Once hailed as "the key to battlefield surveillance of the future" by the then Defence Secretary John Reid in 2005, the Watchkeeper were expected to enter service from 2010 and be operational by 2013. Now faced with personnel problems and technical setbacks, the delivery date has been pushed back to mid-2017.

A joint investigation by the Bureau of Investigative Journalism and the Guardian has revealed that despite taking delivery of dozens of Watchkeeper, the British Army only has four trained military pilots to operate the machines, along with 2 civilians, leaving them with a total of 6 pilots for the 33 Watchkeeper units already delivered, most of which are now boxed up, sitting in storage.

Despite the gloomy statistics the forecast is more promising.
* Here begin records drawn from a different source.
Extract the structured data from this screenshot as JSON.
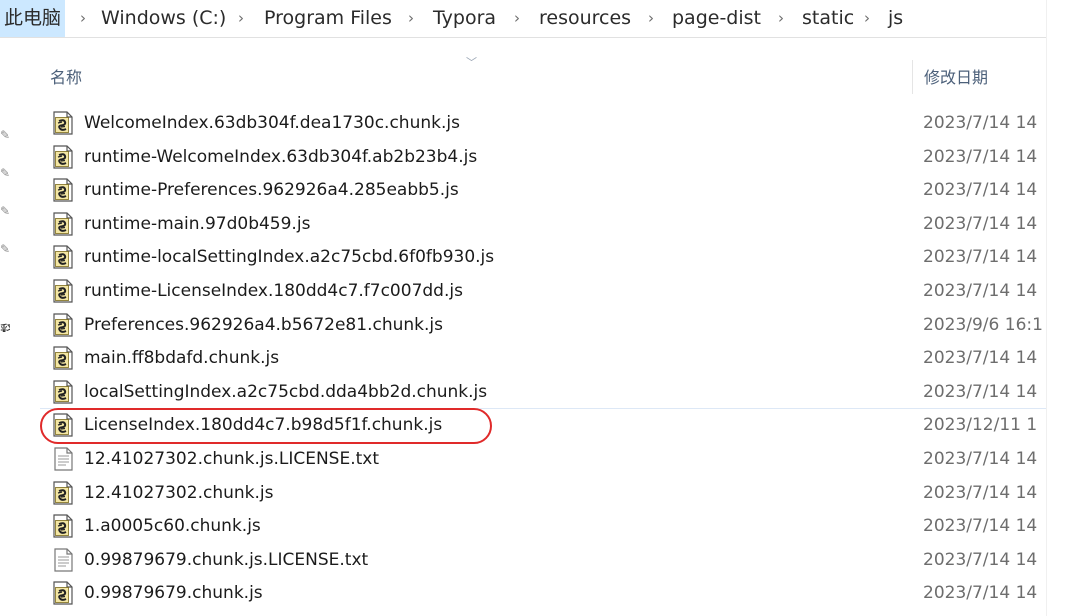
{
  "breadcrumb": {
    "items": [
      "此电脑",
      "Windows (C:)",
      "Program Files",
      "Typora",
      "resources",
      "page-dist",
      "static",
      "js"
    ],
    "separator": "›"
  },
  "columns": {
    "name": "名称",
    "date_modified": "修改日期"
  },
  "files": [
    {
      "name": "WelcomeIndex.63db304f.dea1730c.chunk.js",
      "date": "2023/7/14 14",
      "icon": "js-file-icon"
    },
    {
      "name": "runtime-WelcomeIndex.63db304f.ab2b23b4.js",
      "date": "2023/7/14 14",
      "icon": "js-file-icon"
    },
    {
      "name": "runtime-Preferences.962926a4.285eabb5.js",
      "date": "2023/7/14 14",
      "icon": "js-file-icon"
    },
    {
      "name": "runtime-main.97d0b459.js",
      "date": "2023/7/14 14",
      "icon": "js-file-icon"
    },
    {
      "name": "runtime-localSettingIndex.a2c75cbd.6f0fb930.js",
      "date": "2023/7/14 14",
      "icon": "js-file-icon"
    },
    {
      "name": "runtime-LicenseIndex.180dd4c7.f7c007dd.js",
      "date": "2023/7/14 14",
      "icon": "js-file-icon"
    },
    {
      "name": "Preferences.962926a4.b5672e81.chunk.js",
      "date": "2023/9/6 16:1",
      "icon": "js-file-icon"
    },
    {
      "name": "main.ff8bdafd.chunk.js",
      "date": "2023/7/14 14",
      "icon": "js-file-icon"
    },
    {
      "name": "localSettingIndex.a2c75cbd.dda4bb2d.chunk.js",
      "date": "2023/7/14 14",
      "icon": "js-file-icon"
    },
    {
      "name": "LicenseIndex.180dd4c7.b98d5f1f.chunk.js",
      "date": "2023/12/11 1",
      "icon": "js-file-icon"
    },
    {
      "name": "12.41027302.chunk.js.LICENSE.txt",
      "date": "2023/7/14 14",
      "icon": "text-file-icon"
    },
    {
      "name": "12.41027302.chunk.js",
      "date": "2023/7/14 14",
      "icon": "js-file-icon"
    },
    {
      "name": "1.a0005c60.chunk.js",
      "date": "2023/7/14 14",
      "icon": "js-file-icon"
    },
    {
      "name": "0.99879679.chunk.js.LICENSE.txt",
      "date": "2023/7/14 14",
      "icon": "text-file-icon"
    },
    {
      "name": "0.99879679.chunk.js",
      "date": "2023/7/14 14",
      "icon": "js-file-icon"
    }
  ],
  "annotation": {
    "circled_file_index": 9,
    "circle_color": "#e02a2a"
  },
  "nav": {
    "partial_char": "释"
  },
  "colors": {
    "breadcrumb_root_bg": "#cce8ff",
    "header_text": "#4c607a",
    "date_text": "#6d6d6d"
  }
}
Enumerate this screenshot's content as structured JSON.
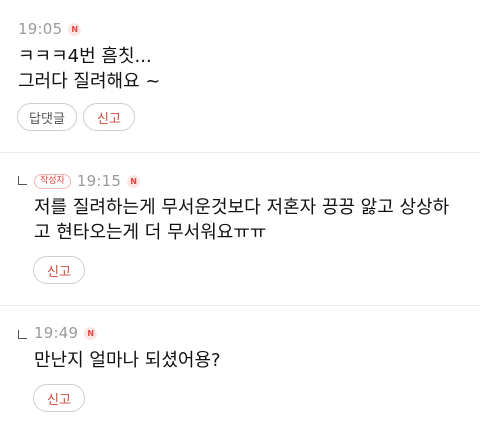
{
  "comments": [
    {
      "time": "19:05",
      "badge": "N",
      "text": "ㅋㅋㅋ4번 흠칫...\n그러다 질려해요 ~",
      "reply_label": "답댓글",
      "report_label": "신고"
    },
    {
      "author_badge": "작성자",
      "time": "19:15",
      "badge": "N",
      "text": "저를 질려하는게 무서운것보다 저혼자 끙끙 앓고 상상하\n고 현타오는게 더 무서워요ㅠㅠ",
      "report_label": "신고"
    },
    {
      "time": "19:49",
      "badge": "N",
      "text": "만난지 얼마나 되셨어용?",
      "report_label": "신고"
    }
  ]
}
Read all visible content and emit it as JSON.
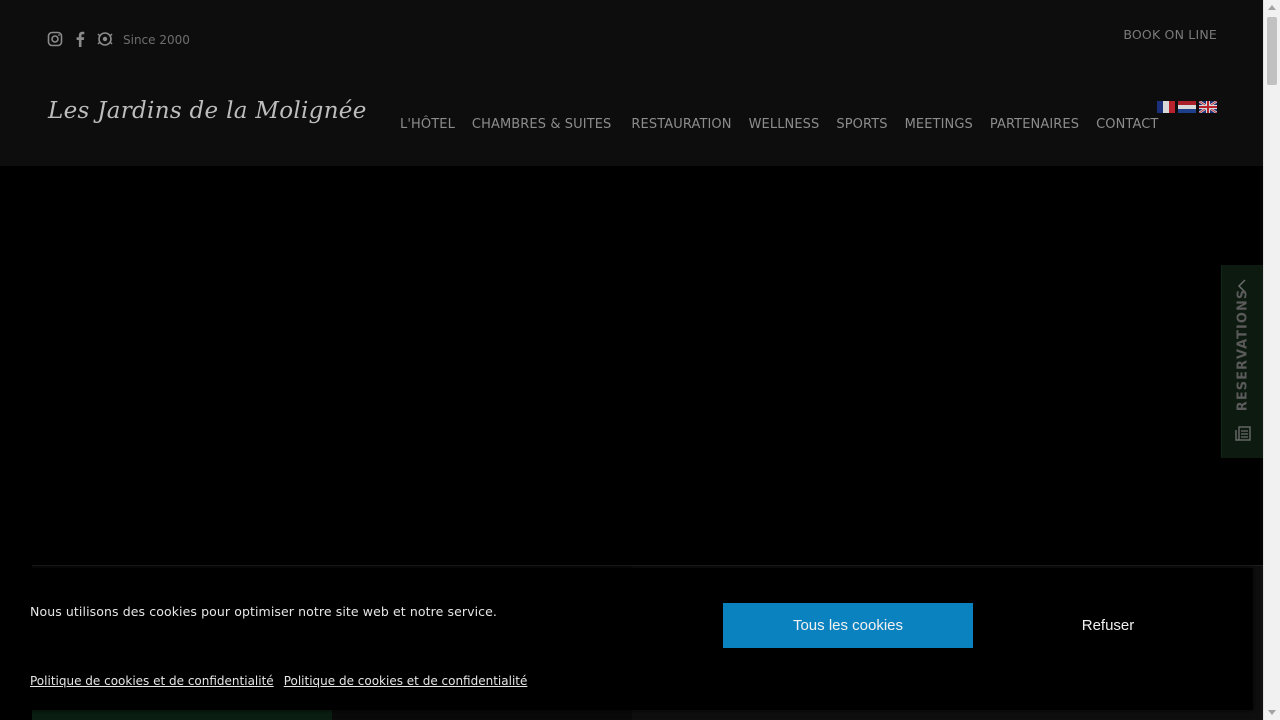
{
  "header": {
    "since": "Since 2000",
    "book_online": "BOOK ON LINE",
    "logo": "Les Jardins de la Molignée",
    "social_icons": [
      "instagram-icon",
      "facebook-icon",
      "tripadvisor-icon"
    ]
  },
  "nav": {
    "items": [
      {
        "label": "L'HÔTEL"
      },
      {
        "label": "CHAMBRES & SUITES"
      },
      {
        "label": "RESTAURATION"
      },
      {
        "label": "WELLNESS"
      },
      {
        "label": "SPORTS"
      },
      {
        "label": "MEETINGS"
      },
      {
        "label": "PARTENAIRES"
      },
      {
        "label": "CONTACT"
      }
    ]
  },
  "languages": [
    "fr-flag-icon",
    "nl-flag-icon",
    "en-flag-icon"
  ],
  "reservations": {
    "label": "RESERVATIONS"
  },
  "cookie": {
    "message": "Nous utilisons des cookies pour optimiser notre site web et notre service.",
    "accept_all": "Tous les cookies",
    "refuse": "Refuser",
    "links": [
      "Politique de cookies et de confidentialité",
      "Politique de cookies et de confidentialité"
    ]
  },
  "colors": {
    "accept_button": "#0b82c0",
    "header_bg": "#0d0d0d",
    "reservation_bg": "#0c1a10"
  }
}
The Army is set to begin the first operational conversion courses to train Watchkeeper pilots later this year, with 24 pilots due to complete it in two years' time, rising to 100 pilots before the projects Full Operational Capability deadline arrives in 2017.

Col Richard Kemp, a former commander of British forces in Afghanistan, said Watchkeeper was “just the latest of a string of examples of overdue and over-cost defence equipment projects”.
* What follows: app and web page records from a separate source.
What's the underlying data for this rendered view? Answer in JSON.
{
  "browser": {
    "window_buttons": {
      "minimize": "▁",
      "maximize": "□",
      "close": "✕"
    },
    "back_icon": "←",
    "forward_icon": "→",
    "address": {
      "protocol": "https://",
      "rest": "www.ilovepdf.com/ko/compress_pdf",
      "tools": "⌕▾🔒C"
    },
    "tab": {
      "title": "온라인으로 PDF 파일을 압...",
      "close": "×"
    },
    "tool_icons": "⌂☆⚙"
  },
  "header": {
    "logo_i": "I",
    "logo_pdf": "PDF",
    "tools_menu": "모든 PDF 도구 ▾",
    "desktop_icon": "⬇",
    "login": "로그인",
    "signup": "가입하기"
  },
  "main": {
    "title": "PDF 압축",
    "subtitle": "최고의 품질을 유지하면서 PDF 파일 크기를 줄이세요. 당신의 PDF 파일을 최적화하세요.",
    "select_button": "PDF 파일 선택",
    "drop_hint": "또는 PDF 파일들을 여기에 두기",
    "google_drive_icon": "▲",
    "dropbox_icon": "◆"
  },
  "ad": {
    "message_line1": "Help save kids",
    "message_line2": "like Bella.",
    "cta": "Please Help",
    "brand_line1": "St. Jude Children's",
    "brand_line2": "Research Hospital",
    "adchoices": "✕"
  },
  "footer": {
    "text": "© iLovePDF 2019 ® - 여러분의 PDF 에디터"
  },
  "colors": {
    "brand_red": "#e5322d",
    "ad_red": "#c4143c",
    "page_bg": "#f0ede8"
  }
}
He said: “Only too often in defence procurement, the perfect is the enemy of the good. And there is no point striving for perfection if it arrives too late to actually do the job.”

After 10 years in development, only three Watchkeeper drones have seen active duty, arriving in Afghanistan just weeks before last year’s troop withdrawal. The drones flew for a total of 146 hours, equivalent to two days each, before British forces left the country.

The Ministry of Defence however has consistently stood by the programme, pointing to its (albeit short) operational record as evidence of its value:

“Watchkeeper has already proven its value in Afghanistan and will provide the British Army with a cutting edge remotely piloted air system. The project is on track to meet its planned Full Operational Capability of mid-2017.”
But does it still serve a purpose?

Justin Bronk, an analyst at the military think tank Rusi, said Watchkeeper “was certainly procured with an eye to the last war”. He said it fills “a very interesting middle ground between the micro reconnaissance [drones]… that the army use, British and US, and the kind of large… Global Hawks and Reapers and Predators that the Air Force use”.

He added: “There is an operational niche for it but whether it continues to be funded long term is another matter.”